After the wine is opened and we approve, we are served two trifectas of antipasti comprised of (among other things) salad, carpaccio, fried egg with picked something, and polenta squares (we think). As if this weren’t enough to appetize us, there is a basket of bread and breadsticks to keep us company. At some point in the dinner, possibly the point at which over half of the bottle of wine is gone, my hand falls haphazardly near the breadsticks and decapitates the lot of them in one fell swoop, their heads tumbling to the ground to join their long since fallen comrades: opps-my-meatball and may-I-have-another-fork-please.

The antipasti are followed by two primi, both pasta dishes. The first is a wedge-shaped tortellini stuffed with veal and herbs, accompanied by no sauce, just a little parmesan. The second is a taglietelli with a bolognese sauce. Both the pastas are freshly made and excellent. Everything is served family style, where the family actually brings the casserole dish full of the pasta to your table and continues scooping until you say “when”. The two antipasti were a clue as to how things operate here, so we knew not to accept too much pasta. More was definitely coming.

The main courses (secondi) showed up “family style” again. First, a roast of sorts. Slices beef covered in a sauce accompanied by creamy polenta. The second secondi was rabbit wrapped in prosciutto (also in a sauce) with carrots on the side. We hadn’t had much vegetables at this point in the trip (or so it felt), so I asked for a couple extra spoonfuls. Honestly, both of the meats were actually a bit of a let-down, especially when compared to everything else thus far. Their texture was a bit tough and dry as though overcooked. On the other hand, both of the accompanying dishes were fantastic. The polenta was very creamy but not entirely smooth, offering a bit of texture to avoid being tactilely bland. The carrots, I felt, were the best I’d ever eaten. Despite having been cooked long enough to make them soft, they somehow have managed to retain their raw carroty flavor. I almost ask them to bring more of them, but dessert will be coming shortly and I must save what precious little room remains. Somewhere in the middle of this course, Nancy posits that perhaps we are not supposed to finish each course. I shrug off the suggestion, and I believe that it is at this point where I execute the breadsticks with ninja-like precision. I am clearly an ambassador of my country.

After clearing the table, dessert is brought out. We have the foresight to request only one dessert to share, since we are both so full already. However, they still get the better of us. I’m not exactly sure how to say “dessert sampler” in Italian, but if I had to guess, I’d say it was “dolce miste”. The dessert is actually 6 desserts in one! Comprised of pannecotta, pear cake, hazelnut torte with some sort of eggy sauce, two other bits of something and in the middle… chocolate “salumi”. In the taste test, I believe that the pear cake came out on top for me.

After paying the bill, our wine bottle is adorned with a funnel, and the wine is poured from the decanter back into the bottle.
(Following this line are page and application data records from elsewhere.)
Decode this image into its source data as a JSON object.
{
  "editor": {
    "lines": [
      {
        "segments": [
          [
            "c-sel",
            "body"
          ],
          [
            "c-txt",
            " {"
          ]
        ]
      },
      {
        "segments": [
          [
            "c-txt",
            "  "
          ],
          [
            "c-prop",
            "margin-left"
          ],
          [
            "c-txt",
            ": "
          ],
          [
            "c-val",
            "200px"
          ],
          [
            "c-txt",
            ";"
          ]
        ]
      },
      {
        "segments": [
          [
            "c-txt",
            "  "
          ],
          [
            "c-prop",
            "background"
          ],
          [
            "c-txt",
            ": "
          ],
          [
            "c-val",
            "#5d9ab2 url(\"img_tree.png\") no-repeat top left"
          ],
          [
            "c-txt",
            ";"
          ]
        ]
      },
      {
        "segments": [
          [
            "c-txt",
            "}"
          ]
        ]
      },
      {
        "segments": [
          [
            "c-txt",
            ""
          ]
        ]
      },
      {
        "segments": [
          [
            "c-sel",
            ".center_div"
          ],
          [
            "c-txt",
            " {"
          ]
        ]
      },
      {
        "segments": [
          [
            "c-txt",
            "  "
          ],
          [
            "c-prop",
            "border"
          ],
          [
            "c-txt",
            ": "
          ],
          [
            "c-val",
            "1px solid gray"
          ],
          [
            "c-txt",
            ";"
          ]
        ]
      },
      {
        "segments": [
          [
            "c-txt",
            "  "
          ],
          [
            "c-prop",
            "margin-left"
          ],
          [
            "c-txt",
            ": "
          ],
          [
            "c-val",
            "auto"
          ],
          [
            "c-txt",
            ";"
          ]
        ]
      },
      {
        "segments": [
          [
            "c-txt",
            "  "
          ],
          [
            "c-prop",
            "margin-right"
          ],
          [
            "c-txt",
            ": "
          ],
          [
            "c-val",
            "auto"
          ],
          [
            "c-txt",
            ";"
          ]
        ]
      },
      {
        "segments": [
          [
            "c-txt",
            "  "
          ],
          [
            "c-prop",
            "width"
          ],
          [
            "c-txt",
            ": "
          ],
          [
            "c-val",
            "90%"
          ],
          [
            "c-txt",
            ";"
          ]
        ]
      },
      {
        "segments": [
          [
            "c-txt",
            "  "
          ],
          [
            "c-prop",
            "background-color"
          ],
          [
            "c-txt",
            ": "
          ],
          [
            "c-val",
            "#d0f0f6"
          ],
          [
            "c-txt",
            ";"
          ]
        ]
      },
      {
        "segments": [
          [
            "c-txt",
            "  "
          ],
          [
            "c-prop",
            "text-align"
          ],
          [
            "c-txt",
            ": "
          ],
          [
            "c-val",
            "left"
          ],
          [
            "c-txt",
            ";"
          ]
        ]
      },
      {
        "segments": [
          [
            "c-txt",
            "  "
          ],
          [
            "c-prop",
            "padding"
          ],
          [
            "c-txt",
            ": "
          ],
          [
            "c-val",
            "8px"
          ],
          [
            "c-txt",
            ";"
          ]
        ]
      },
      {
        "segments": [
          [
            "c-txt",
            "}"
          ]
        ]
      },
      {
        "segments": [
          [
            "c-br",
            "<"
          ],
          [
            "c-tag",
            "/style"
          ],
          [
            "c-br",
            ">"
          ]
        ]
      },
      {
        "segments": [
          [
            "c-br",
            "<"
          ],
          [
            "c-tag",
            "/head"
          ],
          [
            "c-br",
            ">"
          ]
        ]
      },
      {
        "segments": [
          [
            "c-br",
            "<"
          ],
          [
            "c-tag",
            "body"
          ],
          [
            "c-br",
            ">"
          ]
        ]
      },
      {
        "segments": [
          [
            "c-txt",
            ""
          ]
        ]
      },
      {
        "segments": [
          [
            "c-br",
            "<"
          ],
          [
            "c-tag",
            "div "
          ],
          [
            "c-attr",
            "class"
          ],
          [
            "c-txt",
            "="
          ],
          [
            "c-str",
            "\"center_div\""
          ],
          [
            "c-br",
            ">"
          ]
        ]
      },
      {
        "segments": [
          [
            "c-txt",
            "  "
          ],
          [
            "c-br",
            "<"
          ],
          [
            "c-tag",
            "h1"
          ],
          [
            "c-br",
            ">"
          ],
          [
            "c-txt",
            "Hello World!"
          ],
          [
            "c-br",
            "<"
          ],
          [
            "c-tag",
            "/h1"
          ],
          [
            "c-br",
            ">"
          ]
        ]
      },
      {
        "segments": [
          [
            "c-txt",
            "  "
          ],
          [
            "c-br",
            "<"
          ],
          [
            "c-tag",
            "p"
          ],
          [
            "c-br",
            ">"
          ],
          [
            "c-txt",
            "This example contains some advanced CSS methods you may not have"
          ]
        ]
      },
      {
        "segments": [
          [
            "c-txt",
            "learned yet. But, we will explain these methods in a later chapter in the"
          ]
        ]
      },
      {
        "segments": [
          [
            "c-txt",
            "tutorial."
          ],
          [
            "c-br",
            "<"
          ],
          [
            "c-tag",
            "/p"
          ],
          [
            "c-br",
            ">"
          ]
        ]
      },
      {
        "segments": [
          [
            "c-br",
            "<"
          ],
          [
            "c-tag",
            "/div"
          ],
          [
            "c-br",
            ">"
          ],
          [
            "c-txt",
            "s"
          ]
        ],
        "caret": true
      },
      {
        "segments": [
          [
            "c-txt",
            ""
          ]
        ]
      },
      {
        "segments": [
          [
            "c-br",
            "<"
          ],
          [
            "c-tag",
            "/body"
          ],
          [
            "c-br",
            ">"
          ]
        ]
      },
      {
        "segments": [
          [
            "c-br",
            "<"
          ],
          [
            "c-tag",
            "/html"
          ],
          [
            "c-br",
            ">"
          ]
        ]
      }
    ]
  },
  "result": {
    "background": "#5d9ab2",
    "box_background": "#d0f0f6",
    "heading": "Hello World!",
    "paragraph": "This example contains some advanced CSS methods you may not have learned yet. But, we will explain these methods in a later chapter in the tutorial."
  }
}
We are not given a brown paper bag for it. Cheapskates! Stuffed, we roll ourselves back to the car and follow the GPS religiously back to the castle. It seems to not favor the cross-vineyard route for the return trip.

We get back and try to catch up on our blogging, but it’s 5 days into the trip now and I’m already a third of the way through my moleskine. Catching up while not miserably stuffed and mildly intoxicated would be difficult. In my current condition, I defer to Nancy. And finish the rest of the wine. Everyone in the castle has gone to sleep, and Nancy wants some tea to help her stomach. Pressed to find hot water, I spy the espresso machine behind the bar. I turn the only knob that logically won’t produce a caffeinated beverage or steam and…. yay! I didn’t break it… and I have a glass of hot water. I’m a hero. A drunken hero.